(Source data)
********

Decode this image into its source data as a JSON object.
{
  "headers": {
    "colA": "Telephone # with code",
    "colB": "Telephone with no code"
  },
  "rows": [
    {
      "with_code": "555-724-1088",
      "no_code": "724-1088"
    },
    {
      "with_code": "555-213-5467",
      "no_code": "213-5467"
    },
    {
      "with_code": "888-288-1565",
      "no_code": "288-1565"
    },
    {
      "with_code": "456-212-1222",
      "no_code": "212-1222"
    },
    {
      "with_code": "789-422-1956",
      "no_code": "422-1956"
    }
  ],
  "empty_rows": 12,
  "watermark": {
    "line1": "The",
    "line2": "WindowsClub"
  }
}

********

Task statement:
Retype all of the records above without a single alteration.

Your response:
Decode this image into its source data as a JSON object.
{
  "headers": {
    "colA": "Telephone # with code",
    "colB": "Telephone with no code"
  },
  "rows": [
    {
      "with_code": "555-724-1088",
      "no_code": "724-1088"
    },
    {
      "with_code": "555-213-5467",
      "no_code": "213-5467"
    },
    {
      "with_code": "888-288-1565",
      "no_code": "288-1565"
    },
    {
      "with_code": "456-212-1222",
      "no_code": "212-1222"
    },
    {
      "with_code": "789-422-1956",
      "no_code": "422-1956"
    }
  ],
  "empty_rows": 12,
  "watermark": {
    "line1": "The",
    "line2": "WindowsClub"
  }
}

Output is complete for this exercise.